*** Opening of DATA SUPPLIED ***

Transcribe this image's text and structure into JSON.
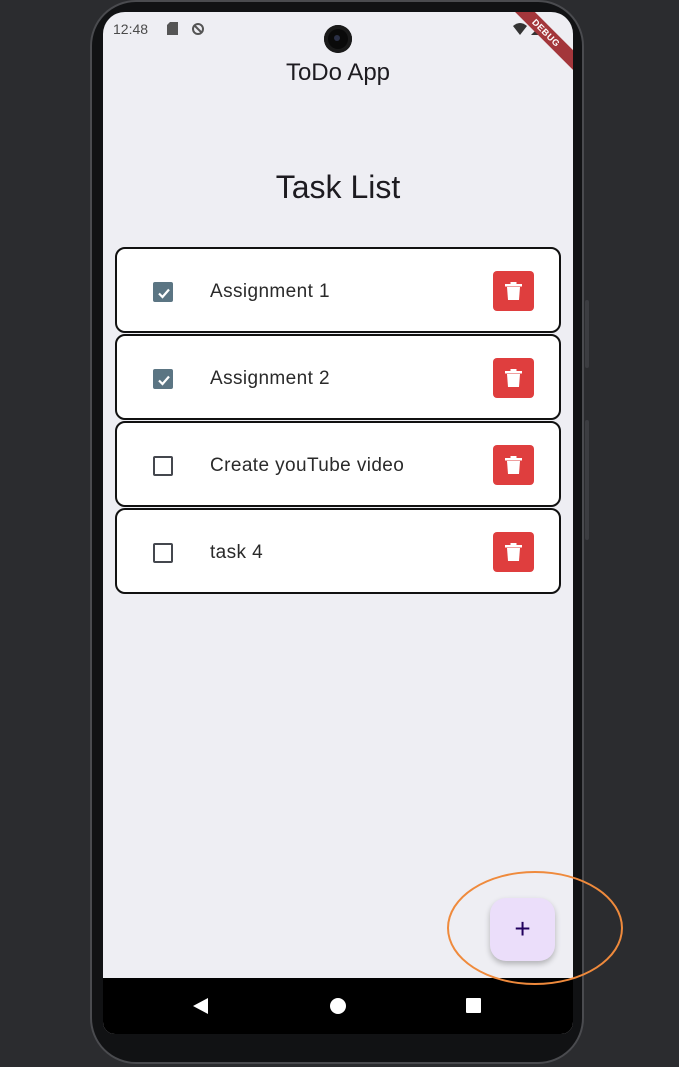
{
  "status_bar": {
    "time": "12:48",
    "icons": [
      "sd-card-icon",
      "sync-icon",
      "wifi-icon",
      "signal-icon"
    ],
    "debug_banner": "DEBUG"
  },
  "app_bar": {
    "title": "ToDo App"
  },
  "main": {
    "heading": "Task List",
    "tasks": [
      {
        "label": "Assignment 1",
        "checked": true
      },
      {
        "label": "Assignment 2",
        "checked": true
      },
      {
        "label": "Create youTube video",
        "checked": false
      },
      {
        "label": "task 4",
        "checked": false
      }
    ],
    "delete_icon": "trash-icon"
  },
  "fab": {
    "label": "+",
    "icon": "plus-icon"
  },
  "nav_bar": {
    "icons": [
      "back-icon",
      "home-icon",
      "recents-icon"
    ]
  },
  "colors": {
    "background": "#eeeef3",
    "delete_button": "#df3e3e",
    "checkbox_checked": "#5b7583",
    "fab_background": "#ebdefa",
    "highlight": "#ef8a3c"
  }
}
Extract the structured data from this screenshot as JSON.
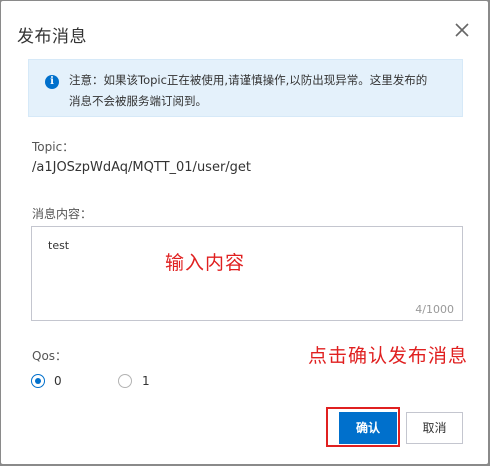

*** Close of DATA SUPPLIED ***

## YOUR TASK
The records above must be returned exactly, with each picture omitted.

## ANSWER TO THIS TASK
Transcribe this image's text and structure into JSON.
{
  "status_bar": {
    "time": "12:48",
    "icons": [
      "sd-card-icon",
      "sync-icon",
      "wifi-icon",
      "signal-icon"
    ],
    "debug_banner": "DEBUG"
  },
  "app_bar": {
    "title": "ToDo App"
  },
  "main": {
    "heading": "Task List",
    "tasks": [
      {
        "label": "Assignment 1",
        "checked": true
      },
      {
        "label": "Assignment 2",
        "checked": true
      },
      {
        "label": "Create youTube video",
        "checked": false
      },
      {
        "label": "task 4",
        "checked": false
      }
    ],
    "delete_icon": "trash-icon"
  },
  "fab": {
    "label": "+",
    "icon": "plus-icon"
  },
  "nav_bar": {
    "icons": [
      "back-icon",
      "home-icon",
      "recents-icon"
    ]
  },
  "colors": {
    "background": "#eeeef3",
    "delete_button": "#df3e3e",
    "checkbox_checked": "#5b7583",
    "fab_background": "#ebdefa",
    "highlight": "#ef8a3c"
  }
}
Extract the structured data from this screenshot as JSON.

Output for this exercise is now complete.